When I was a teenager, I remember the anguish of my focus on how others saw me. I can remember a pink fuzzy sweater I wore to a party once, the sense of delight I had in the sweater at home, and then the sinking misery as I walked into the party and imagined myself through the eyes of the cooler adolescents in the room who seemed to be silently judging me. My own understanding of my reflection in the mirror changed as I imagined how they might be seeing me—not soft and lovely but lumpy and absurd.
Over the years, I grew out of much of that. By my 40s, I thought of myself as a fairly evolved creature who could keep her sense of herself firmly inside herself without leaking it out to others. But cancer proved me wrong on this too.
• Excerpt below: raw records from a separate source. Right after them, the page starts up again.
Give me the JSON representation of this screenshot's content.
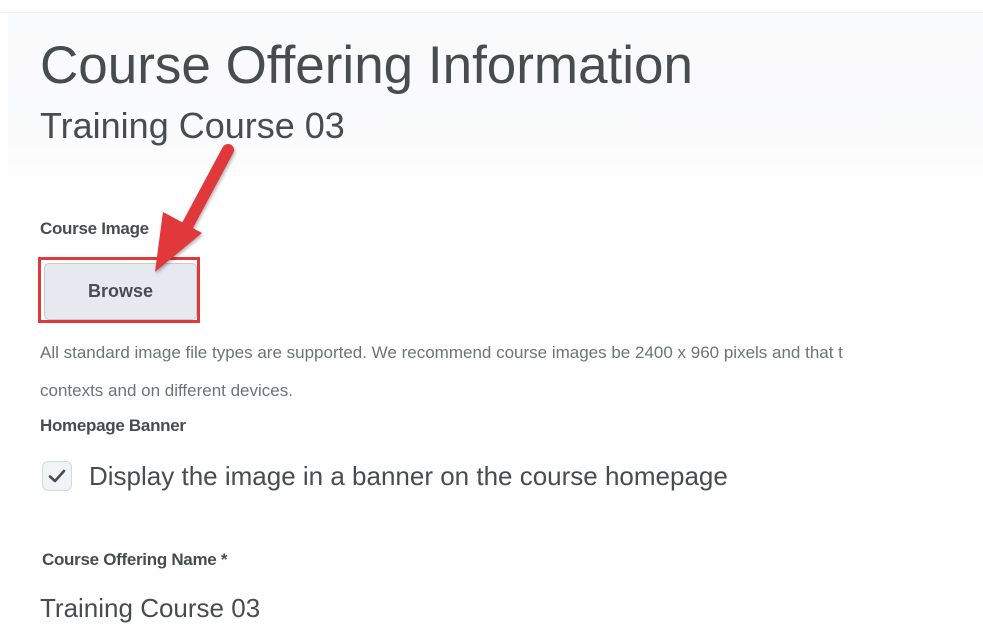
{
  "header": {
    "title": "Course Offering Information",
    "subtitle": "Training Course 03"
  },
  "course_image": {
    "label": "Course Image",
    "browse_label": "Browse",
    "help_text_line1": "All standard image file types are supported. We recommend course images be 2400 x 960 pixels and that t",
    "help_text_line2": "contexts and on different devices."
  },
  "homepage_banner": {
    "label": "Homepage Banner",
    "checkbox_label": "Display the image in a banner on the course homepage",
    "checked": true
  },
  "course_offering_name": {
    "label": "Course Offering Name *",
    "value": "Training Course 03"
  },
  "colors": {
    "annotation": "#e0393a",
    "text": "#494c4e",
    "muted_text": "#6e7376",
    "button_bg": "#e6e9f0"
  },
  "icons": {
    "checkbox": "checkmark-icon",
    "annotation": "red-arrow-icon"
  }
}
First of all, I noticed that I was wanting desperately to be a good patient. After one of my surgeries, I woke in the hospital in the middle of the night, in pain and nauseous, sweating and afraid. I first agonized about hitting the button to call the nurse—would she think I was hysterical? Overreacting? Would I be disturbing her? When I finally hit the button and she arrived, she was brusquely annoyed at how long I had let things go. Pain was the enemy of healing, and I had let it ramp up for unnecessarily long. I brooded afterwards about how I could win back her good graces before I caught myself in this futile and odd little diversion. Then somehow I felt chagrined that I had been trying to be a model patient, and chagrined that I had failed.
I felt it again when I went on a beach holiday just after chemotherapy. The light at the end of my chemo tunnel was learning to scuba dive with sea turtles, and we packed up and headed to a tropical paradise with palm trees and white sand beaches. It was too hot to wear my wig there, so I slathered my bald head with sunscreen and pulled on my sundresses and tried to feel liberated and hip. But walking into the dining room brought me back to that teenage party again—my reflection changed even to myself. I wasn’t a cool willowy woman expressing her freedom by rejecting hair and wigs. I was an object of pity, skeletal and bald, to the eyes that followed me, and I became that in my own perspective as well. My own teenage daughter—herself so connected to the world of social media approval—tried to get me to care less about the perspectives of others explaining to me that I should feel beautiful on the inside and not care about how I looked on the outside. Ah, irony.
Cancer gave me a perch to watch myself watching others watch me. Because my very identity was slipping all over the place, I could see the way it was shaped and molded by those around me, be they friends or strangers. I seemed more porous to the ideas and opinions of others as if some of my protective shell had been lost in the surgery where I lost my left breast or in the chemo that cost me my hair. Was this my weakened state? Or had cancer exposed to me a thing that had been true but overlooked (or even disguised) from me before? I grew to believe that I was always more porous than I had noticed.
I’m not sure that has changed so much in these last five years. Instead, I think cancer has just made me more honest about the way I care about other people’s opinions. I notice it now even as I write this blog. I want to tell you that I care about what you think, but I want you to know that I’m also still cool. And here’s the truth—some days I’m not actually so cool after all. Some days I care so deeply about how people see me that I cringe to see a video of myself or hear an “um” or a stumble on a podcast. Cancer took the shine off the story I was telling the world about myself, and I have never managed to put the shine back on.
And, maybe more surprisingly, I think this might be a good thing in some ways. Not because I want to have my self-esteem in the hands of others, of course. But because we are social creatures and we are made up by those around us in some important ways. It is a multiple perspective taking opportunity to see myself through the eyes of others. I will always be limited to the perspective behind my own eyeballs—unless I can also hold on to my imagined sense of how others see the world. And while sometimes when I see myself through the eyes of others, it makes me cringe, other times that vision is much, much more appealing than the vision of myself I construct by myself. And it’s bigger–by caring about how others see me, I also care about how others see everything. I get more in touch with a more diverse world, and more connected to how constrained my own perspective is. I think cancer has helped me be more honest with myself about both my limitations and my gifts.